Disciplines

Deep transitions: Emergence, acceleration, stabilization and directionality


Discipline: EAD5986-1

Concentration area: 12139

Number of Credits: 4

Course load:

Theoretical
(Per week)
Practice
(Per week)
Studies
(Per week)
DurationTotal
848360
Goals:
This discipline aims to discuss a new theoretical framework that explains the emergence, acceleration, stabilization and directionality of Deep Transitions. It does so through the synthesis of two literatures that have attempted to explain large-scale and long-term socio-technical change: the Multi-level Perspective (MLP) on socio-technical transitions, and Techno-economic Paradigm (TEP) framework.

Justification:
Industrial society has not only led to high levels of wealth and welfare in the Western world, but also to increasing global ecological degradation and social inequality. The socio-technical systems that underlay contemporary societies have substantially contributed to these outcomes. This discipline proposes that these socio-technical systems are an expression of a limited number of meta-rules that, for the past 250 years, have driven innovation and hence system evolution in a particular direction, thereby constituting the First Deep Transition. Meeting the cumulative social and ecological consequences of the overall direction of the First Deep Transition would require a radical change, not only in socio-technical systems but also in the meta-rules driving their evolution – the Second Deep Transition.

Content:
1. Techno-Economic Paradigm
2. Multi-level Perspective
3. Deep Transitions
4. Deep Transitions in Global South
5. Circular Economy and Sustainable Supply Chains

Avaliation methods:
Essay/article about one of the topics presented

Notes:
Lectures/seminar, with interactive discussions with participants.

Bibliography:
1. C. Perez (2010) Technological revolutions and techno-economic paradigms
Camb.
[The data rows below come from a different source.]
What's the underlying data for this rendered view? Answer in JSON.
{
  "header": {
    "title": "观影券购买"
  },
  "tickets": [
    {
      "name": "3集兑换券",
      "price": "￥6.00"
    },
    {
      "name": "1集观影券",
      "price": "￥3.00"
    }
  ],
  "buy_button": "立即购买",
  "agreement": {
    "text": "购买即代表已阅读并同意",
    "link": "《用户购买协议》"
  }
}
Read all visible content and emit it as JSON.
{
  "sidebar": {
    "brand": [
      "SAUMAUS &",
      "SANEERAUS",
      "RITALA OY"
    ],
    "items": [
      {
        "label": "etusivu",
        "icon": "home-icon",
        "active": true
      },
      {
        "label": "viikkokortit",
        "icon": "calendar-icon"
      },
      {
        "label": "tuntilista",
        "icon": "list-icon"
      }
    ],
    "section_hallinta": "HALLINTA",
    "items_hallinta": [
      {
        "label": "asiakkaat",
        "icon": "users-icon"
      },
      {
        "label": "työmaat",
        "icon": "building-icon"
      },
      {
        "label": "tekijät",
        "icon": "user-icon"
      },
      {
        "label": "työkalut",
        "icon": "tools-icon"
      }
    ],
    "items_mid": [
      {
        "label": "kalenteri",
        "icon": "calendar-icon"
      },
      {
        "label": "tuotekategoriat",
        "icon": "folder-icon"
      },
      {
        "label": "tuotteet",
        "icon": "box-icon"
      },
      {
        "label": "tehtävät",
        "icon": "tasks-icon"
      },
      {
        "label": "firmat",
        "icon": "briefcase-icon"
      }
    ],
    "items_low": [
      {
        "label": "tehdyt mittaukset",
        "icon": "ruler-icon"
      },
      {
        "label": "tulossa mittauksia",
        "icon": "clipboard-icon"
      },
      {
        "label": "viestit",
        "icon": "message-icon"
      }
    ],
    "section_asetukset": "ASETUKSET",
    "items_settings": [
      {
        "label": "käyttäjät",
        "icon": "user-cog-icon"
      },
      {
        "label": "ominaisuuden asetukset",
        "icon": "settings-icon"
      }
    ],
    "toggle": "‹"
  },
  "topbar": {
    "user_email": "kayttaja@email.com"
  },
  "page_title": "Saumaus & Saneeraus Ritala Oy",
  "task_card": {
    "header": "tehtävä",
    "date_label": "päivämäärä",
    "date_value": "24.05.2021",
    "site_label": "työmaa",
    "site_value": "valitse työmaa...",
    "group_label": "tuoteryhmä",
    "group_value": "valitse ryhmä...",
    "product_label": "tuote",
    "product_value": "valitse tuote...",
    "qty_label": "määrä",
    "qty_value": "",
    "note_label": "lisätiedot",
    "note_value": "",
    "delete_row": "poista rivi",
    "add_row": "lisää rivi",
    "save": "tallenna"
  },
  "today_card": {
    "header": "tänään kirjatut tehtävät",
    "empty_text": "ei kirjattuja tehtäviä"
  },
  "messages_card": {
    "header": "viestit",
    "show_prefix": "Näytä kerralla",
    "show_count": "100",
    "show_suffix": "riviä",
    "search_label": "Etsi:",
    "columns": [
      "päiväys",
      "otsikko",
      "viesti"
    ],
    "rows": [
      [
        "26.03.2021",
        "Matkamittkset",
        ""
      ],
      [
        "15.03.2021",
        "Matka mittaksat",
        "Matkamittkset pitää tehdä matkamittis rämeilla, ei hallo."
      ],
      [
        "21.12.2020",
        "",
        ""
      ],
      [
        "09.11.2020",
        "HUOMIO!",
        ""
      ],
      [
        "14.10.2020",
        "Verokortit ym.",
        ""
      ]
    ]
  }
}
J. Econ., 34 (1) pp. 185-202
2. C. Perez (1983) Structural change and assimilation of new technologies in the economic and social systems Futures, 15 (5) (1983), pp. 357-375
3. F.W. Geels, J. SchotTypology of sociotechnical transition pathways
Res. Policy, 36 (3) (2007), pp. 399-417
4. F.W. Geels, J. SchotThe dynamics of transitions: a socio-technical perspective J. Grin, J. Rotmans, J. Schot in collaboration with F. W. Geels, D. Loorbach (Eds.), Transitions to Sustainable Development: New Directions in the Study of Long Term Transformative Change, Routledge, New York (2010), pp. 11-101
5. J. Schot, A. RipInventing the power of modernization J. Schot, H. Lintsen, A. Rip (Eds.), Technology and the Making of the Netherlands: The Age of Contested Modernization, 1890–1970, The MIT Press, Cambridge, MA (2010), pp. 13-46
6. L. Fuenfschilling, C. BinzGlobal Socio-technical Regimes. CIRCLE Papers in Innovation Studies, Paper No. 2017/01 (Available online: http://wp.circle.lu.se/upload/CIRCLE/workingpapers/201701_fuenfschilling_et_al.pdf)
7. L. Fuenfschilling, B. TrufferThe structuration of socio-technical regimes –conceptual foundations from institutional theory
Res. Policy, 43 (4) (2014), pp. 772-791
8. Govindan, K., Soleimani, H., Kannan, D., (2015) Reverse logistics and closed loop supply chain: A comprehensive review to explore the future. European Journal of Operational Research 240 (2015) 603–626: http://dx.doi.org/10.1016/j.ejor.2014.07.0129.
9. Guide, V. D. R. & Wassenhove, L. N. V., (2009) The Evolution of Closed loop Supply Chain Research. Operations Research 57(1), pp. 10-18
10. Quariguasi Frota Neto, J., Walther, G., Blfcmhof , J., Van Nunen, J.A.E.E & Spengler, T. (2010). From closed loop to sustainable supply chains: the WEEE case. International Journal of Production Research, 48:15, 4463-4481, http://dx.doi.org/10.1080/00207540902906151
11. Prieto-Sandoval, V., Jaca, C., & Ormazabal, M. (2017). Towards a consensus on the circular economy. Journal of Cleaner Production.
12. Schot, J. , Kanger, L.Deep transitions: Emergence, acceleration, stabilization and directionality. Research Policy (2018), https://doi.org/10.1016/j.respol.2018.03.009